Items from a data source
▬▬▬

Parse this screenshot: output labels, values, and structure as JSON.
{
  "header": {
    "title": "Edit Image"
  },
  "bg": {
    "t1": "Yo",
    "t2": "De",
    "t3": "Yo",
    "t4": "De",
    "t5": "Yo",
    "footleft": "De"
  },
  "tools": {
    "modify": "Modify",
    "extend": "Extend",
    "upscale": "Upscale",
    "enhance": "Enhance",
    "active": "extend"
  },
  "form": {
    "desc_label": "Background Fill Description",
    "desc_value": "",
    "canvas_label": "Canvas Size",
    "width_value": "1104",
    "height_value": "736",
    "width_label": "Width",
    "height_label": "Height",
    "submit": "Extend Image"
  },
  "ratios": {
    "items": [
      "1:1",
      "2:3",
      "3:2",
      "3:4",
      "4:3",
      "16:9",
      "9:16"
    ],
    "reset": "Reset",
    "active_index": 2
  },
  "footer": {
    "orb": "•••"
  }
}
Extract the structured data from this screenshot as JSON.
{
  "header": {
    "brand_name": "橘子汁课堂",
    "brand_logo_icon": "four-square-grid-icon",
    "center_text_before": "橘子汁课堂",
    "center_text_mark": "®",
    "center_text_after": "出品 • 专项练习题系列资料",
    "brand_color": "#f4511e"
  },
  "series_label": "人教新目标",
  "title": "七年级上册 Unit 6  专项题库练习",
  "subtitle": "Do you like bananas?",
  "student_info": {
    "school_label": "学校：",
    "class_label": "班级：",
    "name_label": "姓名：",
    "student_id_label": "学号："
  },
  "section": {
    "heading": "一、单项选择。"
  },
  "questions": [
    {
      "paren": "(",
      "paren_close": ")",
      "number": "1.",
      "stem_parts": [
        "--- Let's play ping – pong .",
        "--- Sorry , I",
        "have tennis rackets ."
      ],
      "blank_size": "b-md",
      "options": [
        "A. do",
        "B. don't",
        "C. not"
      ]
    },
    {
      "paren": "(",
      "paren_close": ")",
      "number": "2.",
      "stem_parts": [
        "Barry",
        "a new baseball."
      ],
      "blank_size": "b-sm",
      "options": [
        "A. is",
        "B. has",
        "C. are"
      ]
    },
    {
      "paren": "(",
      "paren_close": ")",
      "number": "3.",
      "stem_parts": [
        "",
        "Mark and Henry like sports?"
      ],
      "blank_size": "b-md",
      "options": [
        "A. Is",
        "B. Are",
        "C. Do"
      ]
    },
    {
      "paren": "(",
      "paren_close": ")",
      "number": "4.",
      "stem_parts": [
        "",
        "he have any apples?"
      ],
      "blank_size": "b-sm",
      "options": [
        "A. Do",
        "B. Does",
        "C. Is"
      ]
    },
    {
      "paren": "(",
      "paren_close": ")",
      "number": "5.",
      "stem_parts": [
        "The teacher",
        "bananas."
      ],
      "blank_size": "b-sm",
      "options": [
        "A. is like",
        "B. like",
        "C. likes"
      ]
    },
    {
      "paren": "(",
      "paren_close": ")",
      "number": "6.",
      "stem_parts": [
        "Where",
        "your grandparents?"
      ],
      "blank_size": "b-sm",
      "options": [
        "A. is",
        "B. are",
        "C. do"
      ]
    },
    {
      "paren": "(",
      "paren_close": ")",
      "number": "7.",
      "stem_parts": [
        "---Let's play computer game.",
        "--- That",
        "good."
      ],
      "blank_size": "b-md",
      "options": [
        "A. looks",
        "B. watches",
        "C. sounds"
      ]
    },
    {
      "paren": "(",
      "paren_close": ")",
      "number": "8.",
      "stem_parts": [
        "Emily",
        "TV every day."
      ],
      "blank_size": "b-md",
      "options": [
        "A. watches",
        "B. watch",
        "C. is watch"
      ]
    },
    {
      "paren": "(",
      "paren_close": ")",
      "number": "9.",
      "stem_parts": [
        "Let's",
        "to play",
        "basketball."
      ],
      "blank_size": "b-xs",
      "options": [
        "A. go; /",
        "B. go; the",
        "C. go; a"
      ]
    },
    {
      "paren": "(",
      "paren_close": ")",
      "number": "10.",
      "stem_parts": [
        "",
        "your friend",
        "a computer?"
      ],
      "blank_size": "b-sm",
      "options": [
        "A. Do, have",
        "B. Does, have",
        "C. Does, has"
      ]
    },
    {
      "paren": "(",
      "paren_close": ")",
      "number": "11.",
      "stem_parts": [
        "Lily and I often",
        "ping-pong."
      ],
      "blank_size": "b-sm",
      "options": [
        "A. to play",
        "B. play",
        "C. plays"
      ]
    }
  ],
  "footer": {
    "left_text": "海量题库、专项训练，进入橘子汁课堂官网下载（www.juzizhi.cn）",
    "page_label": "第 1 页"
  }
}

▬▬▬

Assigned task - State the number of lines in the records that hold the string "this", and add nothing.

Answer below - 2